ten of the Democracy of Cole L. Bl
Are the -white people of Soutl
Hampton and Tillman, prepared t
man who is the confessed approvi
Tolbert, the political heir of the Sc
Shall a man sit in the governor'!
direct, simple question whether or
nees of the Democratic party?
Shall we lift to our highest offici
to rejoice with Joe Tolbert, lead'
"Black and Tan" politicians of the
G. Harding and the downfall of De;
The Governor of South Carolina
the State's Democratic forces.
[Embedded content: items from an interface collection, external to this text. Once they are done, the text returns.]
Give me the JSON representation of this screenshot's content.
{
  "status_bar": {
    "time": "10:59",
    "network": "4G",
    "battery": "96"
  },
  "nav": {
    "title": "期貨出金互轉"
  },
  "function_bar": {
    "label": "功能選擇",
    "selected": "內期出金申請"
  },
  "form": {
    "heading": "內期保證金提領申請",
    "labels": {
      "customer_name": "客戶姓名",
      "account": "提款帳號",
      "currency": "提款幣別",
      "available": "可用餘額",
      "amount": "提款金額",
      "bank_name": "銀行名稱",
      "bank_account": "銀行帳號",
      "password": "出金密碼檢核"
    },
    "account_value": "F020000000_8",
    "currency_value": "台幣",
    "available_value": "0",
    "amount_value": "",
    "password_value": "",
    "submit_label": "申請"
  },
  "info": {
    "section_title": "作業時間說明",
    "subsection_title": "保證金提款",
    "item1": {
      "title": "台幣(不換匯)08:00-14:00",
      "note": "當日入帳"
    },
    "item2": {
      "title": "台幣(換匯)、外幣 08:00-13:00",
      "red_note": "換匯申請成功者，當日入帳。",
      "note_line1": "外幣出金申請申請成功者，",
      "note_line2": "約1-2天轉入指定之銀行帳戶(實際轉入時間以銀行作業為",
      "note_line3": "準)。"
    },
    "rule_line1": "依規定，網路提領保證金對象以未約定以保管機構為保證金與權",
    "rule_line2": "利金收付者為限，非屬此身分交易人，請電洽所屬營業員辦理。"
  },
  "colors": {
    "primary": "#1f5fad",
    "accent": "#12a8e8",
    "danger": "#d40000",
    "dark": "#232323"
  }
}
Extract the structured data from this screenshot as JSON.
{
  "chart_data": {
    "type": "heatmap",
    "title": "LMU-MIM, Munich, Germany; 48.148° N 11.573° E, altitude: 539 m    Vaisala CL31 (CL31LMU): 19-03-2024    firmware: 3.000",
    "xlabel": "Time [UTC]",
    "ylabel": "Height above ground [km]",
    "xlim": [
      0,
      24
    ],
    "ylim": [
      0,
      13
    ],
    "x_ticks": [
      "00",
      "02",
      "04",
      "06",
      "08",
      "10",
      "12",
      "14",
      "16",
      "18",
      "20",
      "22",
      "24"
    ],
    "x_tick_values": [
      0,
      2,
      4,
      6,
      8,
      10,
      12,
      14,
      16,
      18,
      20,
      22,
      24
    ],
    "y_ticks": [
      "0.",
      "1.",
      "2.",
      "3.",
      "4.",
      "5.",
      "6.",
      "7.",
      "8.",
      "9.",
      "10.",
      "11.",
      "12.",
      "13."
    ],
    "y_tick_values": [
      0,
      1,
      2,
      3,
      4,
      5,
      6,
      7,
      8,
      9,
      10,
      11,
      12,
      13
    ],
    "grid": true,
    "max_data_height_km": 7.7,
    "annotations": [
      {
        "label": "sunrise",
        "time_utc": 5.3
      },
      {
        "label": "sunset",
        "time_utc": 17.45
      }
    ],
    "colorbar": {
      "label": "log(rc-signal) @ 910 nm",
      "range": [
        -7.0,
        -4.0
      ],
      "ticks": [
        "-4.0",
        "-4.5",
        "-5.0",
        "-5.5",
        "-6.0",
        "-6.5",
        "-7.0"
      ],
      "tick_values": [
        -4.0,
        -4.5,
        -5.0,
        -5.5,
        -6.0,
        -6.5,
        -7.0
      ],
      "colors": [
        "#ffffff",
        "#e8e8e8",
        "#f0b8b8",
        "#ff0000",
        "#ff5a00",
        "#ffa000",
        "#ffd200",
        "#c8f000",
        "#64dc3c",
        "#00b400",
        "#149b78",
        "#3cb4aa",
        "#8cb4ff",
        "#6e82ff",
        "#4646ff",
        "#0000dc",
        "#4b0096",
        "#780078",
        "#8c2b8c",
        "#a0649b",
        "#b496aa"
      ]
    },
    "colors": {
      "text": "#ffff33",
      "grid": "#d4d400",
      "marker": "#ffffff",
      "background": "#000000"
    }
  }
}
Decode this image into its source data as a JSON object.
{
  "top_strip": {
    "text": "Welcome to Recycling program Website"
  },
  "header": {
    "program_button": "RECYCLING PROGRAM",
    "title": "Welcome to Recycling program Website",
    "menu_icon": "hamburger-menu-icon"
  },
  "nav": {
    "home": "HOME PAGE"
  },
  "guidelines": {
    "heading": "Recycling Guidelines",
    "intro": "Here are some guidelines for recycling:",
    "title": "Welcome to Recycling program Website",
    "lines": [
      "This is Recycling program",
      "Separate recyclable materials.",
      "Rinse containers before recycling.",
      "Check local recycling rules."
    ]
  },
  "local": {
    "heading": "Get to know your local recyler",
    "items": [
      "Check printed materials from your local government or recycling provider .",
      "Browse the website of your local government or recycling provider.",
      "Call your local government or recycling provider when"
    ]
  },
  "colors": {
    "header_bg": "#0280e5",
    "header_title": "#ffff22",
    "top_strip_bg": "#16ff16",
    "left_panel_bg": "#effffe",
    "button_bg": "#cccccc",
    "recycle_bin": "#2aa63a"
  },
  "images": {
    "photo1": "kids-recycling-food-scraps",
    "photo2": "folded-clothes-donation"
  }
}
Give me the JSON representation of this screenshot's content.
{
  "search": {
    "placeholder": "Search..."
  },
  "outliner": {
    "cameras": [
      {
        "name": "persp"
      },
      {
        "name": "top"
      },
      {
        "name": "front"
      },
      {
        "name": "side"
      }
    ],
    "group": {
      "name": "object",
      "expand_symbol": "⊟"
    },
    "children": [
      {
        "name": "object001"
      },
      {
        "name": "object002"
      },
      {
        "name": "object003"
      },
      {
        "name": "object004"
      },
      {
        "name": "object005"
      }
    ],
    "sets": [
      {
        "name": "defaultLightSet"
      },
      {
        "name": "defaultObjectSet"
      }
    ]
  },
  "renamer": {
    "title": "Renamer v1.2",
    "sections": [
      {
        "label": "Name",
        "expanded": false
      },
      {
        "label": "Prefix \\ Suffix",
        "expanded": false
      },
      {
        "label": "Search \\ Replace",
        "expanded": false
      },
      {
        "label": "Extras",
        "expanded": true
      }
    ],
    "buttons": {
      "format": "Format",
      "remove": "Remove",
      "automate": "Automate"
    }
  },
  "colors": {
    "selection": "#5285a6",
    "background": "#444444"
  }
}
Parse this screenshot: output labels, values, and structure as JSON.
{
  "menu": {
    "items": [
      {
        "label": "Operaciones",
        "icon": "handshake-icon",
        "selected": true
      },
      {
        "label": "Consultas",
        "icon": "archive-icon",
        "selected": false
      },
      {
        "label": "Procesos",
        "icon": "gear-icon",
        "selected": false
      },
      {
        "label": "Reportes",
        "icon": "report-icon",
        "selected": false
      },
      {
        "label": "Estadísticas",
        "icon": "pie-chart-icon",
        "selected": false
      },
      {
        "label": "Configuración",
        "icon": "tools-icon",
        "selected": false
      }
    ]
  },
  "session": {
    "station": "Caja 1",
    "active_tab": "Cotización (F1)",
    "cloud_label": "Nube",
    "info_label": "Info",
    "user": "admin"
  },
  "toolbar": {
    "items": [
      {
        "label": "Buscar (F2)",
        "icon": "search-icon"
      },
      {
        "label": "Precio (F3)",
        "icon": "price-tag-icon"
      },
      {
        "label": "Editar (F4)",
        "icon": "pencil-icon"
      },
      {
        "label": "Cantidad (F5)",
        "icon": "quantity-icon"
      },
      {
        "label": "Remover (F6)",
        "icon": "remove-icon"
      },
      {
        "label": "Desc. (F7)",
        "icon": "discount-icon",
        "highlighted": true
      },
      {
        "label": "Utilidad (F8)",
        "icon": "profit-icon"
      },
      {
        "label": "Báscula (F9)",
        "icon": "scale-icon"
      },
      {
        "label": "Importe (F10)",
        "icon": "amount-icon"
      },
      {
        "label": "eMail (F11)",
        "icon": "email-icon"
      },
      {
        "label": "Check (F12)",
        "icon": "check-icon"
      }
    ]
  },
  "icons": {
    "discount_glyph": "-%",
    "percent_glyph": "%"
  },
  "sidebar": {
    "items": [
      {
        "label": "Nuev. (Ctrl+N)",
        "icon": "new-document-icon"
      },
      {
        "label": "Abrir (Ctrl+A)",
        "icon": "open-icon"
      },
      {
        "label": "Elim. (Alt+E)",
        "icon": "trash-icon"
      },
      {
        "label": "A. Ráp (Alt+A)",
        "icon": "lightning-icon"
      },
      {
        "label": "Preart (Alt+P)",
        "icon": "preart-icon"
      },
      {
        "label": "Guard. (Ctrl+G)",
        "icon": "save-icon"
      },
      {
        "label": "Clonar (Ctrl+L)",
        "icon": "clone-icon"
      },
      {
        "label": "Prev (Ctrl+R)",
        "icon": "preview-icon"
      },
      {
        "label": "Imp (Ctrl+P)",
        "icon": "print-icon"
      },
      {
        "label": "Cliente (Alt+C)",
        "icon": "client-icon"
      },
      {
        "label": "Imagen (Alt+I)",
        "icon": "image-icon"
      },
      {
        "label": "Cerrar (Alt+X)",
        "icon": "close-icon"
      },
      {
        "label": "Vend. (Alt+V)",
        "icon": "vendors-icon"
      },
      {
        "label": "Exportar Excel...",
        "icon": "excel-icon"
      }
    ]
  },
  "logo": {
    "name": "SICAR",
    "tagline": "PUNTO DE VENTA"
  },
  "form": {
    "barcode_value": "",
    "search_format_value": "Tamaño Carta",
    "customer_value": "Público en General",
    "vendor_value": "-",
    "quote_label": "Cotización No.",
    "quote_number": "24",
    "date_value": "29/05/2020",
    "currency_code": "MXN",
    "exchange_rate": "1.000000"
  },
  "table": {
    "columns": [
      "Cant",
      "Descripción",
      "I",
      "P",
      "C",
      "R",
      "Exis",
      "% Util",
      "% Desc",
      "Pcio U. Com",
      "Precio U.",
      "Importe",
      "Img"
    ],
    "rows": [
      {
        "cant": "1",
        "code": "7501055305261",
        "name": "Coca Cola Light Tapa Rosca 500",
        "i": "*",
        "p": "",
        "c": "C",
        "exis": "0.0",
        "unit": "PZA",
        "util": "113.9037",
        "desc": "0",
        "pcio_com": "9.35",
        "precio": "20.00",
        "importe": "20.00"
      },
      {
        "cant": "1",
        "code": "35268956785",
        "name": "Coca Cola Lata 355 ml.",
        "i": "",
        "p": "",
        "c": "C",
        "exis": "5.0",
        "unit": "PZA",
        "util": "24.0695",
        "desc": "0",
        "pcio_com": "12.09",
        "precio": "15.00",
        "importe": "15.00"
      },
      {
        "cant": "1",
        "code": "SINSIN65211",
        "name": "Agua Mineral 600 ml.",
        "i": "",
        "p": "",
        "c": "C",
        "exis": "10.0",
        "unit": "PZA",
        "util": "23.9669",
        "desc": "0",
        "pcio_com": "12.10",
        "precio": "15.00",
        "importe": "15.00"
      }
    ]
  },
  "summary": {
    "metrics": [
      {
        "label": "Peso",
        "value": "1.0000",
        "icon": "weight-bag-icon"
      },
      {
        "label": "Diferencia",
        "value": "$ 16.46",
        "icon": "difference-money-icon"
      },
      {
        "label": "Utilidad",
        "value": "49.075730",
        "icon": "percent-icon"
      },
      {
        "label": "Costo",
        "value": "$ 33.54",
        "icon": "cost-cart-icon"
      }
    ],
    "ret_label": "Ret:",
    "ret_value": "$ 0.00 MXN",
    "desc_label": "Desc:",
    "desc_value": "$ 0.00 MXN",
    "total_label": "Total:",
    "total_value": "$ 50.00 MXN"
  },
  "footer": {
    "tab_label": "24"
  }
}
Do
to set up a Democracy that is com
These are questions that every
his State should answer honestly at
he votes in the coming primary.
Proof is held of every statement
ll be needing for jj
md other items
res, we have a
? have just ar- jj
vc and you had ^
iter before it,is
y and your foot
Notice to Debtors and Crecli
Notice is hereby given to all per
sons who are indebted to the estat?
of the late J. D. Holstein are re
quested to make payment to the un
dersigned or to Mrs. Lou B. Hol
stein, executrix,, and all persons hol d
ing accounts against said estate will
present them for payment duly at
tested to Mrs. Lou B. Holstein, ex
ecutrix, or to
J. S. BYRD
Office Over Store of \
Quarles & Timmerman \
Office Phone No. 3 ]
Residence Phone 87
ie Republican party in South Caro
Tolbert's years of service and de
id to strengthen Tolbert's position
semed to be in danger. There was
out the letter. Following his in
letter to whom you please, or pub
erybody knows that I speak what
s. I have written you freely as
Democrat; not a Wilson so-called
?ocrat, who rejoiced at Harding's
m." Why this interest of Cole L.
int to any other Democrat show
r been denied by Cole L. Blease.
I presume everybody knows that I
the Scriptures say? "As a man
/"as the thinking of Cole L. Blease
king of a sound and true Derao
ost complete indictment ever writ
ease-and he wrote it himself!
i Carolina, the political heirs of
o entrust their government to a
er, adviser and comforter of Joe
alawags and Carpet-baggers?
3 seat who dares not to answer the
not he voted in 1920 for the nbmi
2 a man who found it in his heart
er and political comrade of the
State, over the election of War
is presumed to be the leader of
the people of South Carolina want
ipted at its source?
loyal Democrat whose love is for
the bar of his conscience before
; herein made.